Bruce was married to Gail Petrus Eagleson and before 9/11 they lived with their three sons in Middlefield, CT. Gail was a public elementary school teacher.
After Bruce's death, Gail sought legal help from Debbie Shapiro, a lawyer whom I have known personally and professionally for more than 35 years. Debbie called me and asked if I could meet with Gail at her home because some lawyers Gail never heard of wanted to meet with her to "sign her up" to represent Bruce's estate in a legal claim for his wrongful death resulting from the WTC attack.
I knew nothing about how such claims should be handled. Nobody did, anywhere, because this was a once-in-a-blue moon tragedy with legal implications as yet undefined when I first met with Gail at her home, with Debbie Shapiro.

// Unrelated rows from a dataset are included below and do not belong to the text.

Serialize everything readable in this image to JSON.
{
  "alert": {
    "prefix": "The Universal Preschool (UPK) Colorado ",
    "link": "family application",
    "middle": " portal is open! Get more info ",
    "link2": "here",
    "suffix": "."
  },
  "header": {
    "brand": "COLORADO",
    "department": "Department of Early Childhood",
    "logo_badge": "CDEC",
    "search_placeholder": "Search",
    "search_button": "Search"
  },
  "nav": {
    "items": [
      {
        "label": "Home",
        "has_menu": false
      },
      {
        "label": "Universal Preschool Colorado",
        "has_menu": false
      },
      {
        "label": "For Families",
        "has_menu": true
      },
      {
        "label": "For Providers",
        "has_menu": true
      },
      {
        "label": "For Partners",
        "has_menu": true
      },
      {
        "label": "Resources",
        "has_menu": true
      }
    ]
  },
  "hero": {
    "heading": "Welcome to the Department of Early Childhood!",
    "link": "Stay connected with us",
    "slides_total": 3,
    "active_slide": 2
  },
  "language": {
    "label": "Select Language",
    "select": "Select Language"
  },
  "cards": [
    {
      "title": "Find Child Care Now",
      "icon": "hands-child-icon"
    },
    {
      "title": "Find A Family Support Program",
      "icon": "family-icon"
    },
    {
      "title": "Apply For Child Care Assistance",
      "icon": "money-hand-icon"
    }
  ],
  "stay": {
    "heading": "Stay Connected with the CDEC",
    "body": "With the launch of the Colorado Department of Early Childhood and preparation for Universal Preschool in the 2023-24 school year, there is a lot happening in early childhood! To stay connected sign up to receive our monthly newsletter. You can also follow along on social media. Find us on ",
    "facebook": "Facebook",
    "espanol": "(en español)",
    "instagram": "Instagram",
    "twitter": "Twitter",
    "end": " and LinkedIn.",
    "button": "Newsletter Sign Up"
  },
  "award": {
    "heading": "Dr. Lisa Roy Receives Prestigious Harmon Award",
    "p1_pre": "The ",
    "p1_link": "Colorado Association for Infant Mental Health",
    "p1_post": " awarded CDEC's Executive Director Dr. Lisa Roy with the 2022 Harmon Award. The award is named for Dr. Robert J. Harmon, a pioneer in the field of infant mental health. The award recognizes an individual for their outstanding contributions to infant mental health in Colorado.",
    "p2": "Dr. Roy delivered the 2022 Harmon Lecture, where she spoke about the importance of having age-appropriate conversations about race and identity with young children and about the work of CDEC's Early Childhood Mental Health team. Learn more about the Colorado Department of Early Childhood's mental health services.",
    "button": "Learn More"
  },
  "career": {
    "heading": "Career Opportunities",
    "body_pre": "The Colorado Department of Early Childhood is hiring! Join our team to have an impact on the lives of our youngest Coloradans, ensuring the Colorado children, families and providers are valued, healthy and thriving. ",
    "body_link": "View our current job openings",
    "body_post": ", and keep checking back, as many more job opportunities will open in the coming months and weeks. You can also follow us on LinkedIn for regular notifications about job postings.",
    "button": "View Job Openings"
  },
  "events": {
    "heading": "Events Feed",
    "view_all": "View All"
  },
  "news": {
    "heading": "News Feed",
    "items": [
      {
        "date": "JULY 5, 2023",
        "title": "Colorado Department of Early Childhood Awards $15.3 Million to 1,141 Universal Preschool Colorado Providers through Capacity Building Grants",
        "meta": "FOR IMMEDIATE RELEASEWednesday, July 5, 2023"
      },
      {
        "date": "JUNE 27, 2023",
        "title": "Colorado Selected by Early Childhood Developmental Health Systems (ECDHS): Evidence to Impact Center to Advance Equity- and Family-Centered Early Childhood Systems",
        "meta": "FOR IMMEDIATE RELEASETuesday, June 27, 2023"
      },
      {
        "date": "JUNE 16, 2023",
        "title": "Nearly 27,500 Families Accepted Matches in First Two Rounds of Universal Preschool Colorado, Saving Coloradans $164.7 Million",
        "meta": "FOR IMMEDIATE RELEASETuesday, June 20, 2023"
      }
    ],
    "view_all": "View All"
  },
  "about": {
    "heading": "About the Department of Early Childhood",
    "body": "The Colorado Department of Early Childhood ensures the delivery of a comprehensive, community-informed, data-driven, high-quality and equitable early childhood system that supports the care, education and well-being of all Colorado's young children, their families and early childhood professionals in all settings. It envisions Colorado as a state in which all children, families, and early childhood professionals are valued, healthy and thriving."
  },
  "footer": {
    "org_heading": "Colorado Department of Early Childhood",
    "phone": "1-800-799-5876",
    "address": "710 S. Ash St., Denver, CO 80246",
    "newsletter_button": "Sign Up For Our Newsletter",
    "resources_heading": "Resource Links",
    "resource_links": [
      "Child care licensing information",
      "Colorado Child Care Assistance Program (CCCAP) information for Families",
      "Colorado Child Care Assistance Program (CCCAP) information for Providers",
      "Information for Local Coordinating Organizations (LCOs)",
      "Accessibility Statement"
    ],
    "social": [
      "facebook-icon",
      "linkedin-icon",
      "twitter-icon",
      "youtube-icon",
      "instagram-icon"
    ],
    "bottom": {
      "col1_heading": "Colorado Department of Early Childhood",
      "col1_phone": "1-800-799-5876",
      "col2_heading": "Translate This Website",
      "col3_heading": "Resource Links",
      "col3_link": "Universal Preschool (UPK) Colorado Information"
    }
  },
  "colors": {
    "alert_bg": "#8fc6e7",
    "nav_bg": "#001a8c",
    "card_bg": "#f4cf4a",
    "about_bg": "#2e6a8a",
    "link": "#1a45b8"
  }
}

To make the legal story short, I gradually became expert in the intricacies of the Federal Fund for the Compensation of 9/11 Victims. And my law firm agreed to handle the case not on our usual contingency fee for such cases of 33 per cent, but rather on a reduced hourly fee basis. Bruce's Australian employer, Westfield Corporation, agreed in negotiations with me to pay the legal fees for Gail, but, again, on a reduced hourly fee basis. I negotiated the deal with Westfield's CEO , their Sydney, Australia home-office general counsel, their local Connecticut legal counsel, and other professionals the company brought in to deal with Bruce's case, and me as the estate's legal counsel.
The important part of this story, however, is Bruce Eagleson. He was truly a Real American Hero. I will stop now and let Bruce's lovely widow, Gail, tell the rest of the story. Here is a link to a Middletown Patch series of three videotaped interview with Gail, in which she tells what happened, in her own words.
Here's the link to the interview videotapes. You may need to copy and paste it into your browser to see it.
What really tugged at my heartstrings when I read the Patch article was this quote from Gail Eagleson:
And here's the full text of the Middletown Patch article: